Dr. Silke Gillessen will present the results of an EORTC analysis of the International Germ Cell Cancer Collaborative Group (IGCCCG) Update database 6. In stage I testicular cancer, active surveillance after orchiectomy (the surgical removal of a testicle) is the preferred management in many patients. However, it is associated with a 15 to 30% relapse rate. The researchers identified all patients with metastatic gonadal germ cell tumors for whom they had complete information on the initial tumor stage, and compared the outcomes of patients relapsing from clinical stage I (CSI) disease to those with de novo metastatic disease. They found no difference progression-free survival or overall survival in patients relapsing from their original CSI as compared with de novo metastatic disease when adjusted for their prognostic group, though a substantial proportion of CSI patients relapsed with intermediate or poor prognostic features in need of intensified treatment. The study underlines the importance of performing active surveillance well in order to detect recurrence in CSI patients as early as possible, say the researchers.
Professor Christian Simon will present the design of an EORTC randomized controlled trial to assess the effect of either surgery or radiotherapy for early-stage oropharyngeal, supraglottic, and hypopharyngeal cancers on the recovery of these head and neck cancer patients’ ability to swallow 7. Both are generally effective at controlling tumor growth but have different side effects, and choice is generally based on the choice of the individual patient and/or institution. Recently the introduction of new surgical and radiotherapeutic techniques has led to an improvement in side effects resulting from treatment. The Phase III trial will enroll 112 patients from 29 European centers, and recruitment had already reached the halfway mark in January 2022. The researchers hope that it will provide a conclusive answer to the question and therefore provide a robust basis for the choice of treatment.
Dr. Jordi Remon, on behalf of the EORTC Lung Cancer Group, will report the results of a clinical trial (APPLE trial-EORTC 1613) 8. This trial supports the hypothesis that among patients with advanced non-small cell lung cancer and epidermal growth factor (EGFR) mutation treated with first-generation EGFR tyrosine kinase drugs, plasma assessment (liquid biopsy) is feasible to detect the mutation of resistance (T790M) to this treatment before radiological progression.

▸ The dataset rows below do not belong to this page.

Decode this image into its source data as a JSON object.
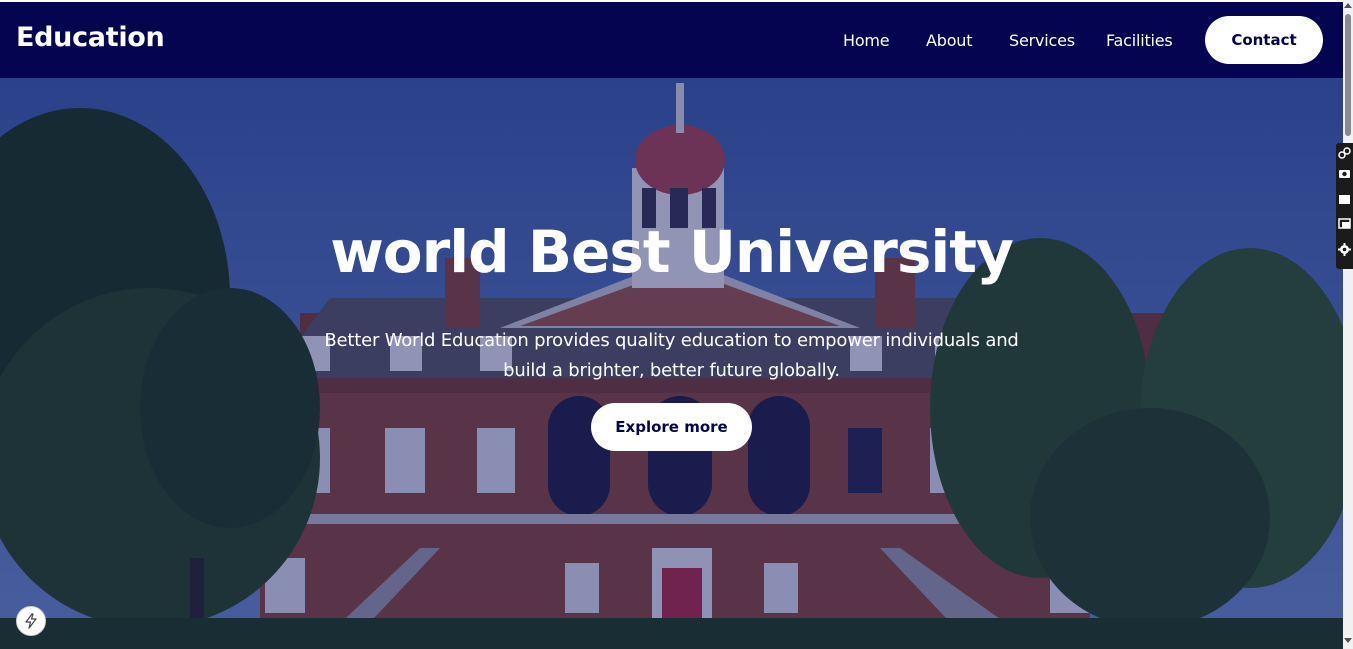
{
  "navbar": {
    "brand": "Education",
    "links": [
      {
        "label": "Home"
      },
      {
        "label": "About"
      },
      {
        "label": "Services"
      },
      {
        "label": "Facilities"
      }
    ],
    "contact_label": "Contact"
  },
  "hero": {
    "title": "world Best University",
    "subtitle": "Better World Education provides quality education to empower individuals and build a brighter, better future globally.",
    "cta_label": "Explore more"
  },
  "colors": {
    "navbar_bg": "#050450",
    "button_bg": "#ffffff",
    "button_text": "#050450",
    "hero_overlay": "rgba(10, 15, 90, 0.38)"
  },
  "icons": {
    "side_tools": [
      "link-icon",
      "camera-icon",
      "rectangle-icon",
      "window-icon",
      "gear-icon"
    ],
    "badge": "lightning-icon"
  }
}
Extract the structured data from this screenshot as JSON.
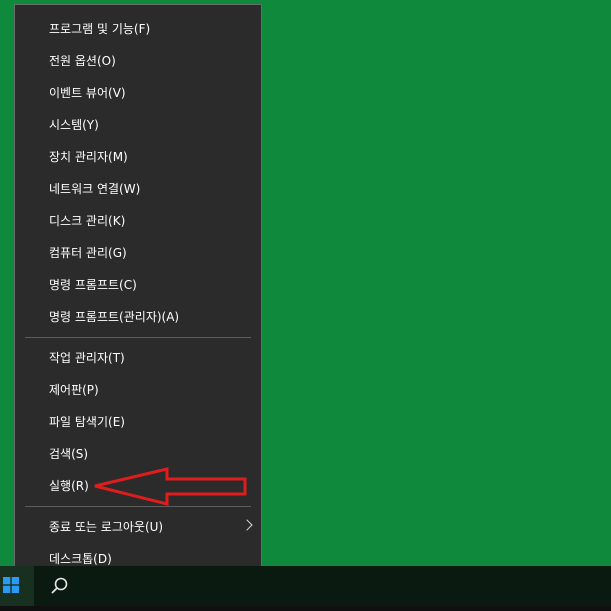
{
  "menu": {
    "items": [
      {
        "label": "프로그램 및 기능(F)"
      },
      {
        "label": "전원 옵션(O)"
      },
      {
        "label": "이벤트 뷰어(V)"
      },
      {
        "label": "시스템(Y)"
      },
      {
        "label": "장치 관리자(M)"
      },
      {
        "label": "네트워크 연결(W)"
      },
      {
        "label": "디스크 관리(K)"
      },
      {
        "label": "컴퓨터 관리(G)"
      },
      {
        "label": "명령 프롬프트(C)"
      },
      {
        "label": "명령 프롬프트(관리자)(A)"
      },
      {
        "label": "작업 관리자(T)"
      },
      {
        "label": "제어판(P)"
      },
      {
        "label": "파일 탐색기(E)"
      },
      {
        "label": "검색(S)"
      },
      {
        "label": "실행(R)"
      },
      {
        "label": "종료 또는 로그아웃(U)"
      },
      {
        "label": "데스크톱(D)"
      }
    ]
  },
  "colors": {
    "desktop_bg": "#0f8a3d",
    "menu_bg": "#2b2b2b",
    "annotation_arrow": "#e01d1d",
    "start_icon": "#2b9af3"
  },
  "icons": {
    "start": "windows-logo-icon",
    "search": "magnifier-icon",
    "submenu": "chevron-right-icon",
    "annotation": "red-outline-arrow-icon"
  }
}
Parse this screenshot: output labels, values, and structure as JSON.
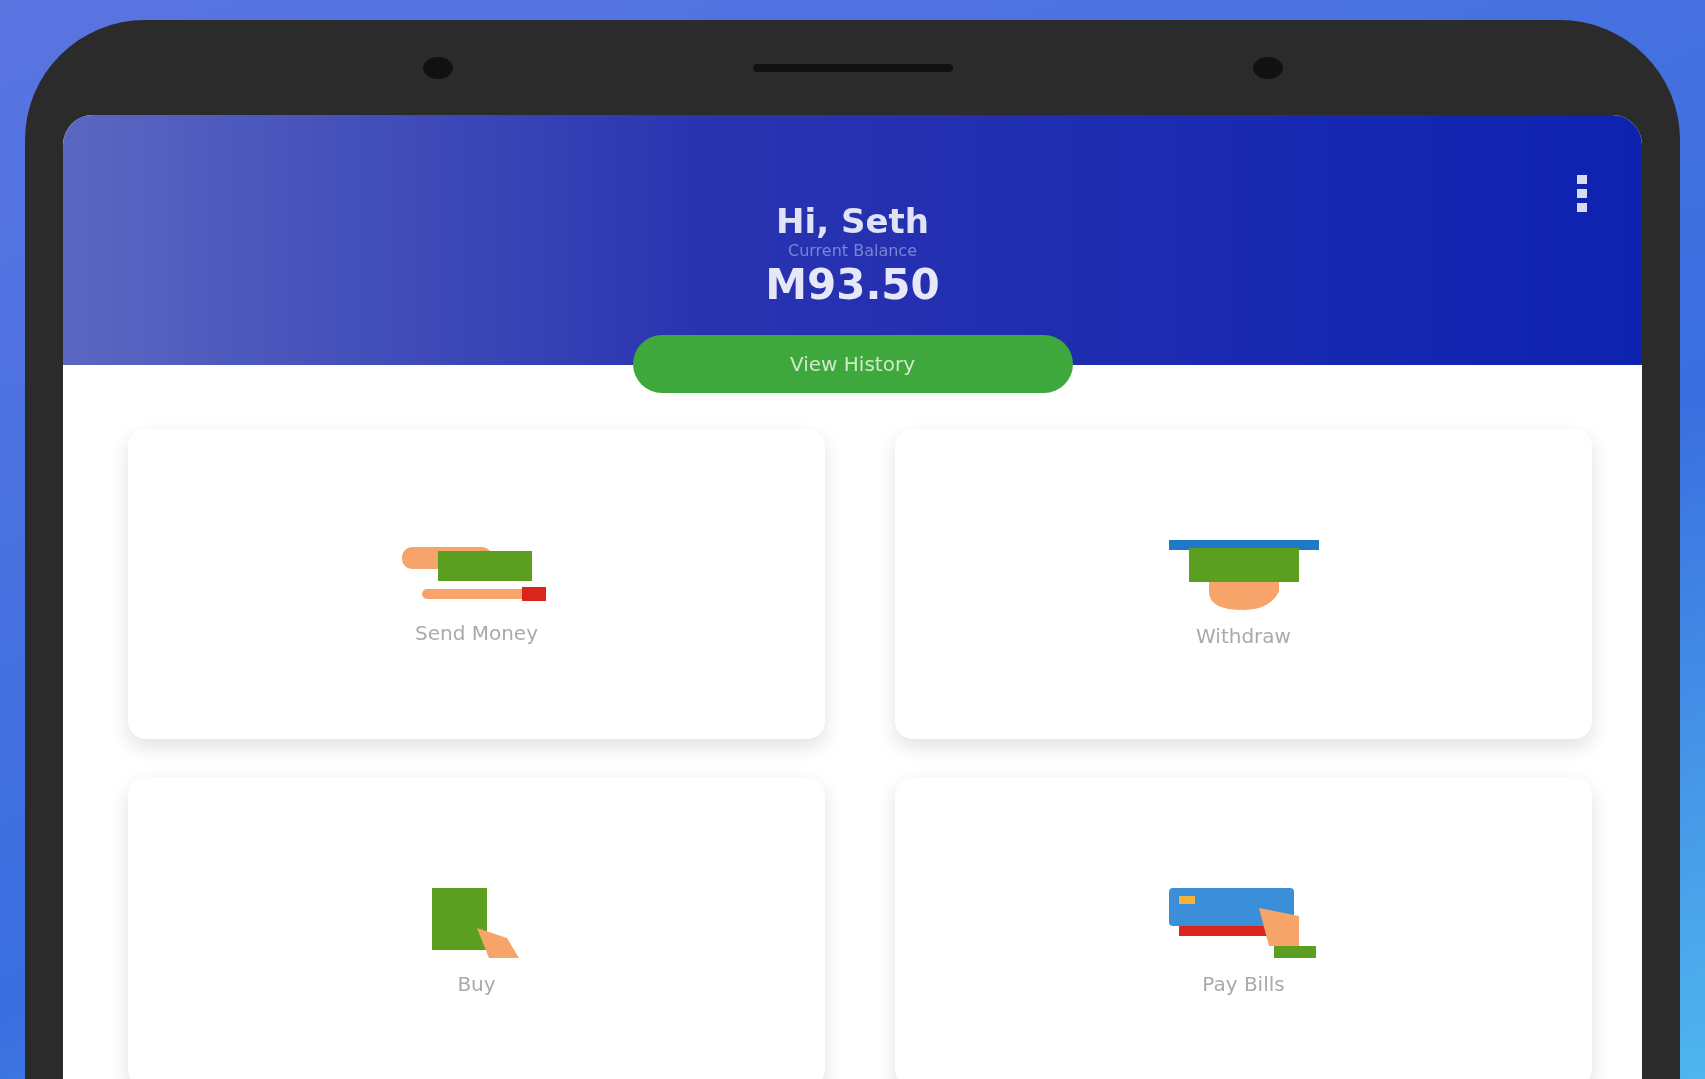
{
  "header": {
    "greeting": "Hi, Seth",
    "balance_label": "Current Balance",
    "balance": "M93.50",
    "history_button": "View History"
  },
  "actions": [
    {
      "label": "Send Money",
      "kind": "send"
    },
    {
      "label": "Withdraw",
      "kind": "withdraw"
    },
    {
      "label": "Buy",
      "kind": "buy"
    },
    {
      "label": "Pay Bills",
      "kind": "bills"
    }
  ]
}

This enables personalized treatment to start earlier. In the trial, patients from six countries were enrolled in three arms, results from two of which were presented at ESMO. Patients in Arm B were given the EGFR inhibitor gefitinib until the emergence of T790M in a liquid biopsy or progression of their disease, whereupon they were treated with the targeted therapy osimertinib. In Arm C, the internal control arm, patients received gefitinib until progression and then osimertinib. Median follow-up was 30 months. The researchers found that monitoring of T790M status in plasma gave a good indication of molecular progression before further symptoms appeared, and led to an earlier switch to osimertinib in 17% of patients with satisfactory outcomes in progression-free and overall survival.